Banking on Refugees
Refugees have long been excluded from financial services, leaving them struggling to integrate into host economies. But new technologies have made the lack of an identity card, loan collateral, or a fixed address irrelevant, and the world's displaced people may be only the first to benefit.
KAMPALA – Every minute, on average, 31 people are displaced – forced to leave their jobs, homes, and even their families. These refugees often arrive, after arduous journeys, in new countries with no money or identification, and few possessions. Yet, far from securing a safer, more prosperous future, they often find themselves marginalized, excluded, and even demonized, denied opportunities to integrate into their host societies or contribute to the local economy. One straightforward way to empower refugees is to give them access to financial services.
Financial service providers (FSPs) have long neglected this population, owing to accessibility and identification challenges, together with perceptions of refugees as a high-risk group. But technological advances in the last decade have made providing financial services to refugees easier, safer, and more cost-effective than ever.

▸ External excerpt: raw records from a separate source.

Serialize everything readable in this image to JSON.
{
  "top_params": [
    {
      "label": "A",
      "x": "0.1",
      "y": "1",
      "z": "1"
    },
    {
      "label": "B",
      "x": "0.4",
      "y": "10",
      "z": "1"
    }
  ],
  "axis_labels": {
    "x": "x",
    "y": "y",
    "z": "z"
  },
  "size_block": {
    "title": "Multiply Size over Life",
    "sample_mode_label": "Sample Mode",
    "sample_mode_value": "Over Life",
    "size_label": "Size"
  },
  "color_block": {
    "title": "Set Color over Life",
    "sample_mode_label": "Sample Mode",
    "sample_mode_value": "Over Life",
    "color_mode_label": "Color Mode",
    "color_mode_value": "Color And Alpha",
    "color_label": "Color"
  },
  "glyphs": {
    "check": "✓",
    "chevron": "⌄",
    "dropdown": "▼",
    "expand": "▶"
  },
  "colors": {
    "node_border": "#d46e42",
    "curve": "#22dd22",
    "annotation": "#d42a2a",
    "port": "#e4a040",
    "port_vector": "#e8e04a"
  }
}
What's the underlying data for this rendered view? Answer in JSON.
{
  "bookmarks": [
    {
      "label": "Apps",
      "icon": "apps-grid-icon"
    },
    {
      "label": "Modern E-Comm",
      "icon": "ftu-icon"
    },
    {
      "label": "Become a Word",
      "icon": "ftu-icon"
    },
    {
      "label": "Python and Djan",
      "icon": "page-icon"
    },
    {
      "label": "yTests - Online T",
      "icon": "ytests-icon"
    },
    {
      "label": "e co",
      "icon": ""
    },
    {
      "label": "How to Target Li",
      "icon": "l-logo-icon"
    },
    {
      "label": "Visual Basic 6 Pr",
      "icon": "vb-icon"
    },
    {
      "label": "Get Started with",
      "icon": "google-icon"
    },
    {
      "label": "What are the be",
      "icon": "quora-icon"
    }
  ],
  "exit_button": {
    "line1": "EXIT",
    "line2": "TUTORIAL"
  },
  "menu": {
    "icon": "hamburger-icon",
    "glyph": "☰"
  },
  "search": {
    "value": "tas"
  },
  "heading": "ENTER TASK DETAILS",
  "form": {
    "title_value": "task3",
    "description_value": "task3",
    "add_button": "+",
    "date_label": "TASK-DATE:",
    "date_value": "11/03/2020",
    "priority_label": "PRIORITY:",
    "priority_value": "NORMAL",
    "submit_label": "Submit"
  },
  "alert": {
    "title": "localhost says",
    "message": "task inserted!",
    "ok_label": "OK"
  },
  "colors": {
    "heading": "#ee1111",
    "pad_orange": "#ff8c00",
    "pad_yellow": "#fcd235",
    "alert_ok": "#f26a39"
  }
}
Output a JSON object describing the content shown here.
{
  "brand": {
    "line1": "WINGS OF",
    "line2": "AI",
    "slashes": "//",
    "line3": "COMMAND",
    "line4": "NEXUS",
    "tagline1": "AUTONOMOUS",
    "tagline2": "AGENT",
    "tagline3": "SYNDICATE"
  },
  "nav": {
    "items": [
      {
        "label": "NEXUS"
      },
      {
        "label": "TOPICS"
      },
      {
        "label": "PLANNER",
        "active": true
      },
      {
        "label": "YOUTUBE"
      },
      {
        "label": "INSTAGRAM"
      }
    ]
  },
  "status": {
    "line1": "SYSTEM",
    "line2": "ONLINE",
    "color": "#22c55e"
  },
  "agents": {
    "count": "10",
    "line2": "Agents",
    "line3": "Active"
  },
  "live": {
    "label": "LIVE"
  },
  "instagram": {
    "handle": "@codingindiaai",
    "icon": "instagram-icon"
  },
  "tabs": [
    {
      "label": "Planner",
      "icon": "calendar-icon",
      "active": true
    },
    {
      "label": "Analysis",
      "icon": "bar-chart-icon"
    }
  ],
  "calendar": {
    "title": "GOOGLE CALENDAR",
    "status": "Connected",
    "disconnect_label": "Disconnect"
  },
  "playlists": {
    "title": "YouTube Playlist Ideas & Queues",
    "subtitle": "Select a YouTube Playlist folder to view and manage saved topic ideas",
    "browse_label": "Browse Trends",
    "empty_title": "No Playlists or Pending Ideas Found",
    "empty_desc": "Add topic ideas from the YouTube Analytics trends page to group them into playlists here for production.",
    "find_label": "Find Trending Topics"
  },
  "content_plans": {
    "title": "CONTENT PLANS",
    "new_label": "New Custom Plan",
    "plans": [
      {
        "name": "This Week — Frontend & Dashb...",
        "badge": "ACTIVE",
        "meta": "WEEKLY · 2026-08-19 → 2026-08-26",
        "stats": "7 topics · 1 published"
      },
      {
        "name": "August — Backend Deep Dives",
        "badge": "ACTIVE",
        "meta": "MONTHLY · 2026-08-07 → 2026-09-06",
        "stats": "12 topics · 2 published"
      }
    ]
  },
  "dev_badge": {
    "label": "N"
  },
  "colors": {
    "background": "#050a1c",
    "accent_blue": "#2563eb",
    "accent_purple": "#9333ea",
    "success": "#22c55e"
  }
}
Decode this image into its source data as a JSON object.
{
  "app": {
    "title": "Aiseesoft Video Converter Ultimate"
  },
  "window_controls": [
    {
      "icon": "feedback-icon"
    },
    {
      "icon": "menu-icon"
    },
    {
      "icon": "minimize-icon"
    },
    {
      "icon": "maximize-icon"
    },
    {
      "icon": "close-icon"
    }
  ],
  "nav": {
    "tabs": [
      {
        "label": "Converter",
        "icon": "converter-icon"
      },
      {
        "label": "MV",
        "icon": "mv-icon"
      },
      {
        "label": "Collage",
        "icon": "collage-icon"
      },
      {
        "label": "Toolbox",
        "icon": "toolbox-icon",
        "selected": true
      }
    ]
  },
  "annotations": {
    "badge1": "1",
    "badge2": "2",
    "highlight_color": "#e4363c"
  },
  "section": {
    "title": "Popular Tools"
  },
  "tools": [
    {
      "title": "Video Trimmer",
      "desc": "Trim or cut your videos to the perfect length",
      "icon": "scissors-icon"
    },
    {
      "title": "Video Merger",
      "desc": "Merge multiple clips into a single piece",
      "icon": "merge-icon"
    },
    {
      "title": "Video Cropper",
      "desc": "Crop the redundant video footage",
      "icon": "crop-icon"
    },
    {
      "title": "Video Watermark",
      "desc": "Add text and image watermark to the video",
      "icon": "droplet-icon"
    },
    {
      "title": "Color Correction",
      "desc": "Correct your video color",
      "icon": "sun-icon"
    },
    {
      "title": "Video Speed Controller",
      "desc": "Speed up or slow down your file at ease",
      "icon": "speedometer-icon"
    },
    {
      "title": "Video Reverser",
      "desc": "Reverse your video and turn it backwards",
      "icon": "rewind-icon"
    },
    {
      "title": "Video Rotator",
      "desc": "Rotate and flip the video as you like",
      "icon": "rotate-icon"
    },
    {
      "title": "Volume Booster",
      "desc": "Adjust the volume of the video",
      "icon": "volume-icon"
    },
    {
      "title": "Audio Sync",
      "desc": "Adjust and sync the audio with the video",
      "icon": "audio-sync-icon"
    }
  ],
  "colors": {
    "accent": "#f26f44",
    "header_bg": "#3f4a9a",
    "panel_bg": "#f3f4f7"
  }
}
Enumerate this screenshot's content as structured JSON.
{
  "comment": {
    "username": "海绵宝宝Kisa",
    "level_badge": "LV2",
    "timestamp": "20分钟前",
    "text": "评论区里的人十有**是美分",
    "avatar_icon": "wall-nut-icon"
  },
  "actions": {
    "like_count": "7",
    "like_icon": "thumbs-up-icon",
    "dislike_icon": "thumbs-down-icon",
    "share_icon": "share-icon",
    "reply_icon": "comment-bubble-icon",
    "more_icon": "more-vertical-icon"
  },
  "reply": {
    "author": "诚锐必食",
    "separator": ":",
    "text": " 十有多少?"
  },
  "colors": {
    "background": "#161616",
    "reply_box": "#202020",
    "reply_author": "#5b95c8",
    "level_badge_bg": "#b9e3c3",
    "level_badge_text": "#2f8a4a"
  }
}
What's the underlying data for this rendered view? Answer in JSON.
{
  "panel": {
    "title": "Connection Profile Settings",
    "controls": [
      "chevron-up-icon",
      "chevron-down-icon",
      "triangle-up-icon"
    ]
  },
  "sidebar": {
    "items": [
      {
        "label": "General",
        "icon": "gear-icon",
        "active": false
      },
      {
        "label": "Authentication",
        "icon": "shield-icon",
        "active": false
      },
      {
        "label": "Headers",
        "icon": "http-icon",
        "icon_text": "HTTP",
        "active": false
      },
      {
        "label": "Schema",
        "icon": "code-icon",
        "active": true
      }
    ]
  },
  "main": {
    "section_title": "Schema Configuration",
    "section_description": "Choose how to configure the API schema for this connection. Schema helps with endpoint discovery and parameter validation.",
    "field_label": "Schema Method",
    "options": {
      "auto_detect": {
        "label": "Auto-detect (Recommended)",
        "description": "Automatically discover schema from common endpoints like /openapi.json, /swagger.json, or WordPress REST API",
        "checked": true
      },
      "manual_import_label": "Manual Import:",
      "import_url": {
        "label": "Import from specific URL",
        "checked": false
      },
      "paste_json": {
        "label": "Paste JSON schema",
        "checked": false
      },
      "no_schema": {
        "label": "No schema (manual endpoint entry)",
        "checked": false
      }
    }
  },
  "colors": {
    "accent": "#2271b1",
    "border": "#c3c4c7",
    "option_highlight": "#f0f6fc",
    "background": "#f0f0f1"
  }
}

Thanks to digital and mobile technologies, banking no longer happens primarily in brick-and-mortar branches, but rather on people’s phones, wherever they are. This has facilitated the rise of digital wallets that enable users to receive, store, and spend money using only their phones. In recent years, mobile money has become wildly popular in Sub-Saharan Africa in particular, and it can be a game changer for the world’s massive unbanked population – 1.7 billion people – two-thirds of whom already own a mobile phone that could act as a gateway to financial services.